• state spatiality;
  • state rescaling;
  • devolution;
  • South Korea;
  • uneven development;
  • discourse analysis;
  • discursive strategy

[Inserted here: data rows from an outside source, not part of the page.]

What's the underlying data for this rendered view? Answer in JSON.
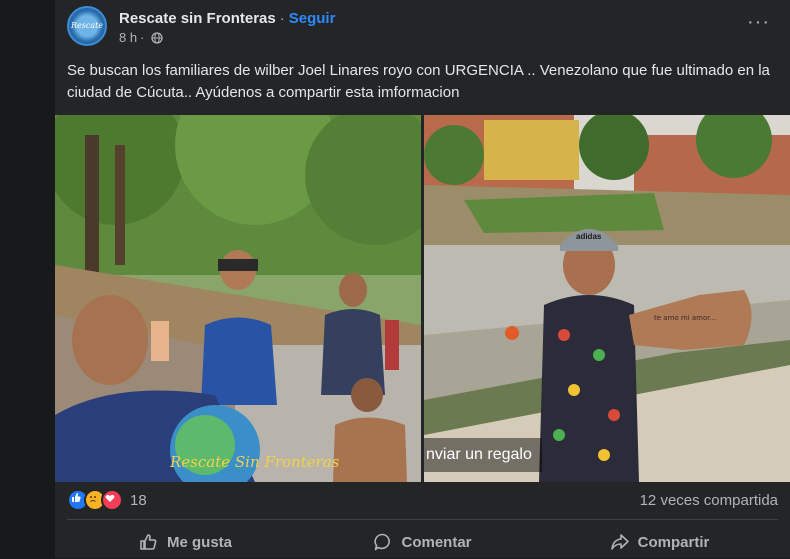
{
  "post": {
    "page_name": "Rescate sin Fronteras",
    "separator": "·",
    "follow_label": "Seguir",
    "time": "8 h",
    "meta_separator": "·",
    "privacy_icon": "globe-icon",
    "more_icon": "more-options-icon",
    "more_label": "···",
    "text": "Se buscan los familiares de wilber Joel Linares royo con URGENCIA .. Venezolano que fue ultimado en la ciudad de Cúcuta.. Ayúdenos a compartir esta imformacion"
  },
  "photo_overlay": {
    "gift_label": "nviar un regalo"
  },
  "photo_left_text": {
    "shirt_text": "Rescate Sin Fronteras"
  },
  "photo_right_text": {
    "hand_note": "te amo mi amor...",
    "cap_brand": "adidas"
  },
  "stats": {
    "reactions": [
      "like",
      "sad",
      "love"
    ],
    "reaction_count": "18",
    "shares": "12 veces compartida"
  },
  "actions": {
    "like_label": "Me gusta",
    "comment_label": "Comentar",
    "share_label": "Compartir"
  },
  "colors": {
    "background": "#18191a",
    "card": "#242526",
    "text_primary": "#e4e6eb",
    "text_secondary": "#b0b3b8",
    "accent": "#2d88ff"
  }
}
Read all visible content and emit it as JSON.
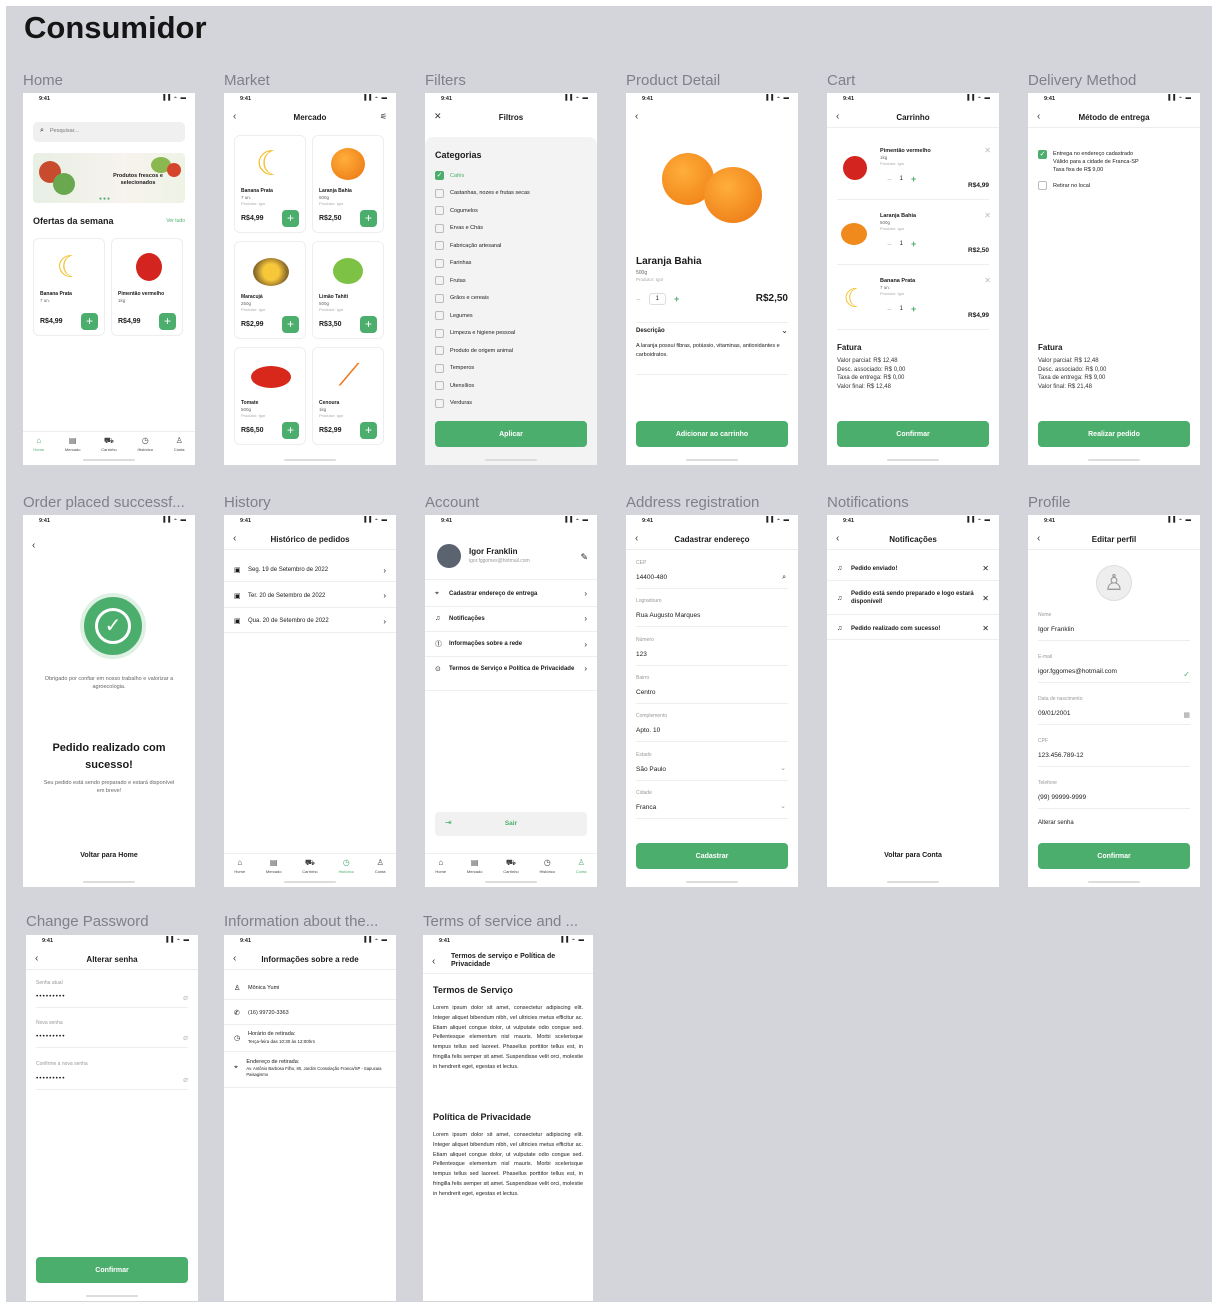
{
  "page": {
    "title": "Consumidor"
  },
  "status": {
    "time": "9:41",
    "icons": "▐▐ ⌁ ▬"
  },
  "frames": {
    "home": "Home",
    "market": "Market",
    "filters": "Filters",
    "detail": "Product Detail",
    "cart": "Cart",
    "delivery": "Delivery Method",
    "ordered": "Order placed successf...",
    "history": "History",
    "account": "Account",
    "address": "Address registration",
    "notifications": "Notifications",
    "profile": "Profile",
    "password": "Change Password",
    "info": "Information about the...",
    "terms": "Terms of service and ..."
  },
  "tabs": {
    "home": "Home",
    "mercado": "Mercado",
    "carrinho": "Carrinho",
    "historico": "Histórico",
    "conta": "Conta"
  },
  "home": {
    "search_placeholder": "Pesquisar...",
    "banner": "Produtos frescos e selecionados",
    "section": "Ofertas da semana",
    "see_all": "Ver tudo",
    "p1_name": "Banana Prata",
    "p1_unit": "7 un.",
    "p1_price": "R$4,99",
    "p2_name": "Pimentão vermelho",
    "p2_unit": "1kg",
    "p2_price": "R$4,99"
  },
  "market": {
    "title": "Mercado",
    "producer": "Produtor: Igor",
    "products": [
      {
        "name": "Banana Prata",
        "unit": "7 un.",
        "price": "R$4,99"
      },
      {
        "name": "Laranja Bahia",
        "unit": "500g",
        "price": "R$2,50"
      },
      {
        "name": "Maracujá",
        "unit": "250g",
        "price": "R$2,99"
      },
      {
        "name": "Limão Tahiti",
        "unit": "500g",
        "price": "R$3,50"
      },
      {
        "name": "Tomate",
        "unit": "500g",
        "price": "R$6,50"
      },
      {
        "name": "Cenoura",
        "unit": "1kg",
        "price": "R$2,99"
      }
    ]
  },
  "filters": {
    "title": "Filtros",
    "heading": "Categorias",
    "items": [
      "Cafés",
      "Castanhas, nozes e frutas secas",
      "Cogumelos",
      "Ervas e Chás",
      "Fabricação artesanal",
      "Farinhas",
      "Frutas",
      "Grãos e cereais",
      "Legumes",
      "Limpeza e higiene pessoal",
      "Produto de origem animal",
      "Temperos",
      "Utensílios",
      "Verduras"
    ],
    "apply": "Aplicar"
  },
  "detail": {
    "name": "Laranja Bahia",
    "unit": "500g",
    "producer": "Produtor: Igor",
    "qty": "1",
    "price": "R$2,50",
    "desc_label": "Descrição",
    "desc": "A laranja possui fibras, potássio, vitaminas, antioxidantes e carboidratos.",
    "add": "Adicionar ao carrinho"
  },
  "cart": {
    "title": "Carrinho",
    "items": [
      {
        "name": "Pimentão vermelho",
        "unit": "1kg",
        "qty": "1",
        "price": "R$4,99"
      },
      {
        "name": "Laranja Bahia",
        "unit": "500g",
        "qty": "1",
        "price": "R$2,50"
      },
      {
        "name": "Banana Prata",
        "unit": "7 un.",
        "qty": "1",
        "price": "R$4,99"
      }
    ],
    "invoice": "Fatura",
    "l1": "Valor parcial: R$ 12,48",
    "l2": "Desc. associado: R$ 0,00",
    "l3": "Taxa de entrega: R$ 0,00",
    "l4": "Valor final: R$ 12,48",
    "confirm": "Confirmar"
  },
  "delivery": {
    "title": "Método de entrega",
    "opt1a": "Entrega no endereço cadastrado",
    "opt1b": "Válido para a cidade de Franca-SP",
    "opt1c": "Taxa fixa de R$ 9,00",
    "opt2": "Retirar no local",
    "invoice": "Fatura",
    "l1": "Valor parcial: R$ 12,48",
    "l2": "Desc. associado: R$ 0,00",
    "l3": "Taxa de entrega: R$ 9,00",
    "l4": "Valor final: R$ 21,48",
    "submit": "Realizar pedido"
  },
  "ordered": {
    "thanks": "Obrigado por confiar em nosso trabalho e valorizar a agroecologia.",
    "headline": "Pedido realizado com sucesso!",
    "sub": "Seu pedido está sendo preparado e estará disponível em breve!",
    "back": "Voltar para Home"
  },
  "history": {
    "title": "Histórico de pedidos",
    "items": [
      "Seg. 19 de Setembro de 2022",
      "Ter. 20 de Setembro de 2022",
      "Qua. 20 de Setembro de 2022"
    ]
  },
  "account": {
    "name": "Igor Franklin",
    "email": "igor.fggomes@hotmail.com",
    "items": [
      "Cadastrar endereço de entrega",
      "Notificações",
      "Informações sobre a rede",
      "Termos de Serviço e Política de Privacidade"
    ],
    "logout": "Sair"
  },
  "address": {
    "title": "Cadastrar endereço",
    "fields": [
      {
        "label": "CEP",
        "value": "14400-480"
      },
      {
        "label": "Logradouro",
        "value": "Rua Augusto Marques"
      },
      {
        "label": "Número",
        "value": "123"
      },
      {
        "label": "Bairro",
        "value": "Centro"
      },
      {
        "label": "Complemento",
        "value": "Apto. 10"
      },
      {
        "label": "Estado",
        "value": "São Paulo"
      },
      {
        "label": "Cidade",
        "value": "Franca"
      }
    ],
    "submit": "Cadastrar"
  },
  "notifications": {
    "title": "Notificações",
    "items": [
      "Pedido enviado!",
      "Pedido está sendo preparado e logo estará disponível!",
      "Pedido realizado com sucesso!"
    ],
    "back": "Voltar para Conta"
  },
  "profile": {
    "title": "Editar perfil",
    "fields": [
      {
        "label": "Nome",
        "value": "Igor Franklin"
      },
      {
        "label": "E-mail",
        "value": "igor.fggomes@hotmail.com"
      },
      {
        "label": "Data de nascimento",
        "value": "09/01/2001"
      },
      {
        "label": "CPF",
        "value": "123.456.789-12"
      },
      {
        "label": "Telefone",
        "value": "(99) 99999-9999"
      }
    ],
    "change_pw": "Alterar senha",
    "confirm": "Confirmar"
  },
  "password": {
    "title": "Alterar senha",
    "l1": "Senha atual",
    "l2": "Nova senha",
    "l3": "Confirme a nova senha",
    "mask": "•••••••••",
    "confirm": "Confirmar"
  },
  "info": {
    "title": "Informações sobre a rede",
    "name": "Mônica Yumi",
    "phone": "(16) 99720-3363",
    "hours_t": "Horário de retirada:",
    "hours": "Terça-feira das 10:30 às 12:00hrs",
    "addr_t": "Endereço de retirada:",
    "addr": "Av. Antônio Barbosa Filho, 80, Jardim Consolação Franca/SP - Sapucaia Paisagismo"
  },
  "terms": {
    "title": "Termos de serviço e Política de Privacidade",
    "h1": "Termos de Serviço",
    "h2": "Política de Privacidade",
    "lorem": "Lorem ipsum dolor sit amet, consectetur adipiscing elit. Integer aliquet bibendum nibh, vel ultricies metus efficitur ac. Etiam aliquet congue dolor, ut vulputate odio congue sed. Pellentesque elementum nisl mauris. Morbi scelerisque tempus tellus sed laoreet. Phasellus porttitor tellus est, in fringilla felis semper sit amet. Suspendisse velit orci, molestie in hendrerit eget, egestas et lectus."
  }
}
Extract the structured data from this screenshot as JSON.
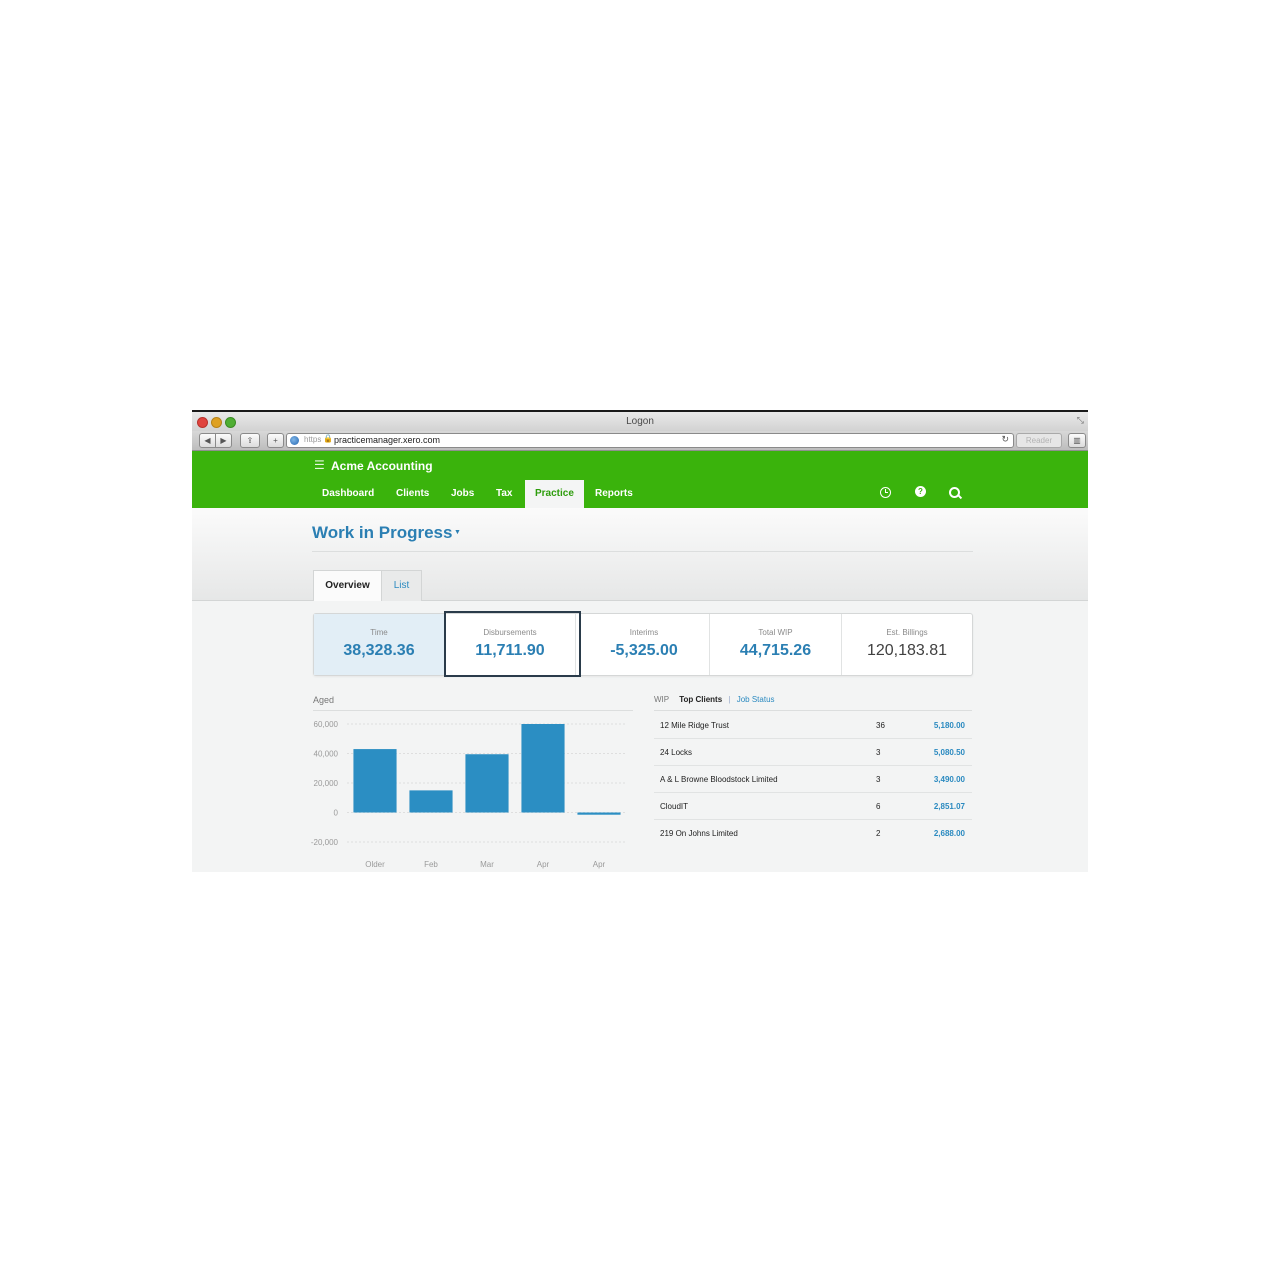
{
  "browser": {
    "window_title": "Logon",
    "url_scheme": "https",
    "url": "practicemanager.xero.com",
    "reader_label": "Reader"
  },
  "header": {
    "org_name": "Acme Accounting",
    "nav": [
      "Dashboard",
      "Clients",
      "Jobs",
      "Tax",
      "Practice",
      "Reports"
    ],
    "active_nav": "Practice"
  },
  "page": {
    "title": "Work in Progress",
    "tabs": [
      "Overview",
      "List"
    ],
    "active_tab": "Overview"
  },
  "summary": [
    {
      "label": "Time",
      "value": "38,328.36"
    },
    {
      "label": "Disbursements",
      "value": "11,711.90"
    },
    {
      "label": "Interims",
      "value": "-5,325.00"
    },
    {
      "label": "Total WIP",
      "value": "44,715.26"
    },
    {
      "label": "Est. Billings",
      "value": "120,183.81"
    }
  ],
  "aged": {
    "label": "Aged"
  },
  "chart_data": {
    "type": "bar",
    "categories": [
      "Older",
      "Feb",
      "Mar",
      "Apr",
      "Apr"
    ],
    "values": [
      43000,
      15000,
      39500,
      60000,
      -1500
    ],
    "y_ticks": [
      "60,000",
      "40,000",
      "20,000",
      "0",
      "-20,000"
    ],
    "ylim": [
      -20000,
      60000
    ],
    "grid": true,
    "color": "#2b8ec3"
  },
  "clients_panel": {
    "tabs": {
      "wip": "WIP",
      "top_clients": "Top Clients",
      "separator": "|",
      "job_status": "Job Status"
    },
    "rows": [
      {
        "name": "12 Mile Ridge Trust",
        "jobs": "36",
        "amount": "5,180.00"
      },
      {
        "name": "24 Locks",
        "jobs": "3",
        "amount": "5,080.50"
      },
      {
        "name": "A & L Browne Bloodstock Limited",
        "jobs": "3",
        "amount": "3,490.00"
      },
      {
        "name": "CloudIT",
        "jobs": "6",
        "amount": "2,851.07"
      },
      {
        "name": "219 On Johns Limited",
        "jobs": "2",
        "amount": "2,688.00"
      }
    ]
  },
  "colors": {
    "brand_green": "#3ab30c",
    "link_blue": "#2b7fb3"
  }
}
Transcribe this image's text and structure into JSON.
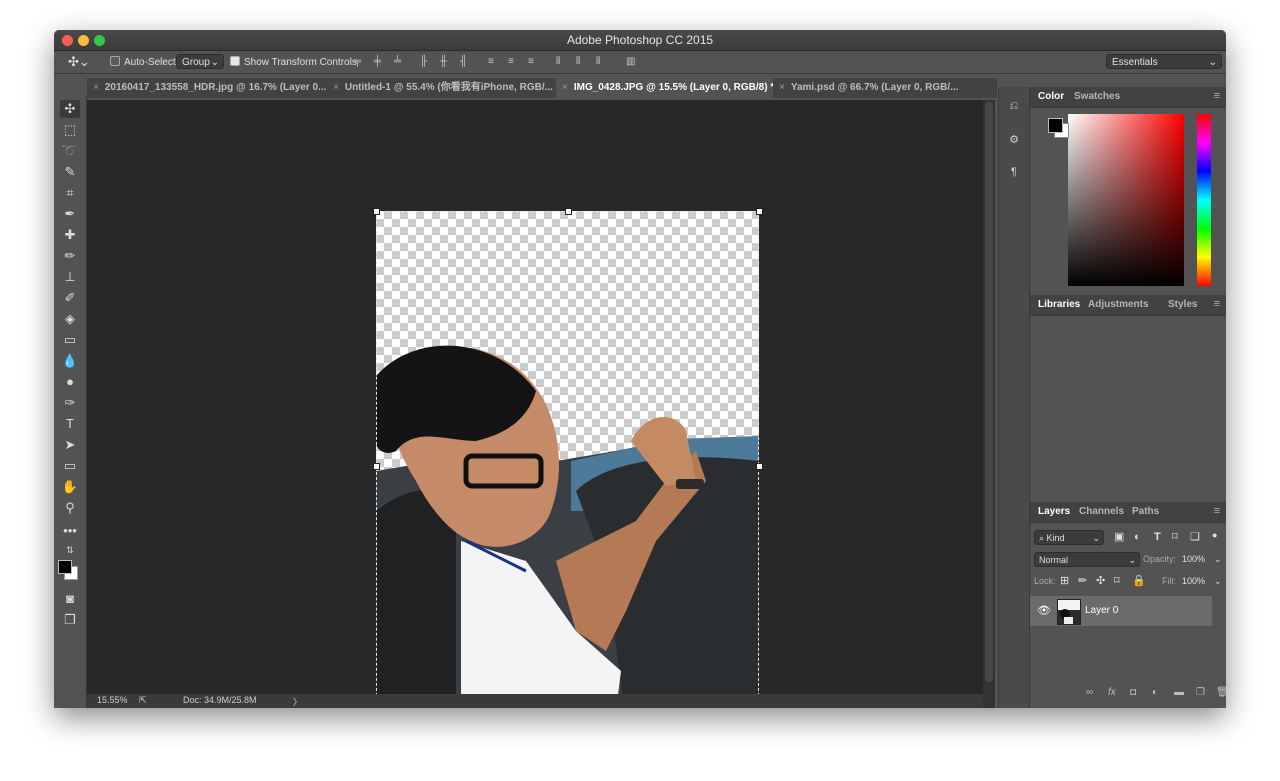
{
  "window": {
    "title": "Adobe Photoshop CC 2015"
  },
  "options_bar": {
    "auto_select_label": "Auto-Select:",
    "auto_select_value": "Group",
    "show_transform_label": "Show Transform Controls",
    "workspace": "Essentials"
  },
  "doc_tabs": [
    {
      "label": "20160417_133558_HDR.jpg @ 16.7% (Layer 0...",
      "active": false
    },
    {
      "label": "Untitled-1 @ 55.4% (你看我有iPhone, RGB/...",
      "active": false
    },
    {
      "label": "IMG_0428.JPG @ 15.5% (Layer 0, RGB/8) *",
      "active": true
    },
    {
      "label": "Yami.psd @ 66.7% (Layer 0, RGB/...",
      "active": false
    }
  ],
  "status": {
    "zoom": "15.55%",
    "doc": "Doc: 34.9M/25.8M"
  },
  "color_panel": {
    "tabs": [
      "Color",
      "Swatches"
    ],
    "foreground": "#000000",
    "background": "#ffffff"
  },
  "libraries_panel": {
    "tabs": [
      "Libraries",
      "Adjustments",
      "Styles"
    ]
  },
  "layers_panel": {
    "tabs": [
      "Layers",
      "Channels",
      "Paths"
    ],
    "filter": "Kind",
    "blend_mode": "Normal",
    "opacity_label": "Opacity:",
    "opacity_value": "100%",
    "lock_label": "Lock:",
    "fill_label": "Fill:",
    "fill_value": "100%",
    "layers": [
      {
        "name": "Layer 0",
        "visible": true
      }
    ]
  }
}
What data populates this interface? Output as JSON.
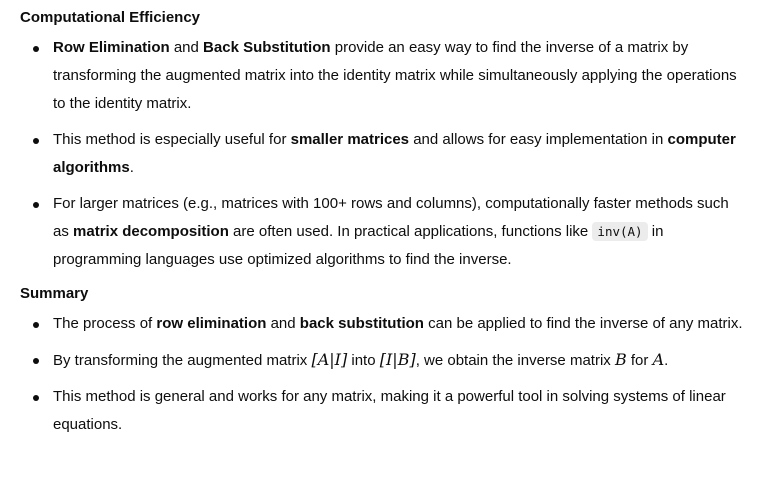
{
  "sections": [
    {
      "heading": "Computational Efficiency",
      "items": [
        {
          "s": [
            "Row Elimination",
            " and ",
            "Back Substitution",
            " provide an easy way to find the inverse of a matrix by transforming the augmented matrix into the identity matrix while simultaneously applying the operations to the identity matrix."
          ]
        },
        {
          "s": [
            "This method is especially useful for ",
            "smaller matrices",
            " and allows for easy implementation in ",
            "computer algorithms",
            "."
          ]
        },
        {
          "s": [
            "For larger matrices (e.g., matrices with 100+ rows and columns), computationally faster methods such as ",
            "matrix decomposition",
            " are often used. In practical applications, functions like ",
            "inv(A)",
            " in programming languages use optimized algorithms to find the inverse."
          ]
        }
      ]
    },
    {
      "heading": "Summary",
      "items": [
        {
          "s": [
            "The process of ",
            "row elimination",
            " and ",
            "back substitution",
            " can be applied to find the inverse of any matrix."
          ]
        },
        {
          "s": [
            "By transforming the augmented matrix ",
            "[A|I]",
            " into ",
            "[I|B]",
            ", we obtain the inverse matrix ",
            "B",
            " for ",
            "A",
            "."
          ]
        },
        {
          "s": [
            "This method is general and works for any matrix, making it a powerful tool in solving systems of linear equations."
          ]
        }
      ]
    }
  ]
}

Abstract:  Recent developments in spatial political economy have shown that the shift of power from the national state to subnational states in many Western European countries does not represent a dismantling of the state, but a reconfiguration of statehood that the national state proactively takes part in. The existing literature, however, neglects the path-dependent and contested nature of state spatiality and depicts devolution as the only possible option. In contrast, this paper shows that changes in state spatiality are contingent upon historical and spatial context, where the state may choose to pursue different options. Based on an empirical study of South Korea, this paper shows that the national state may choose to resist the pressure for devolution. The methodological contribution of this paper is on the emphasis of discursive strategy in the study of state spatiality.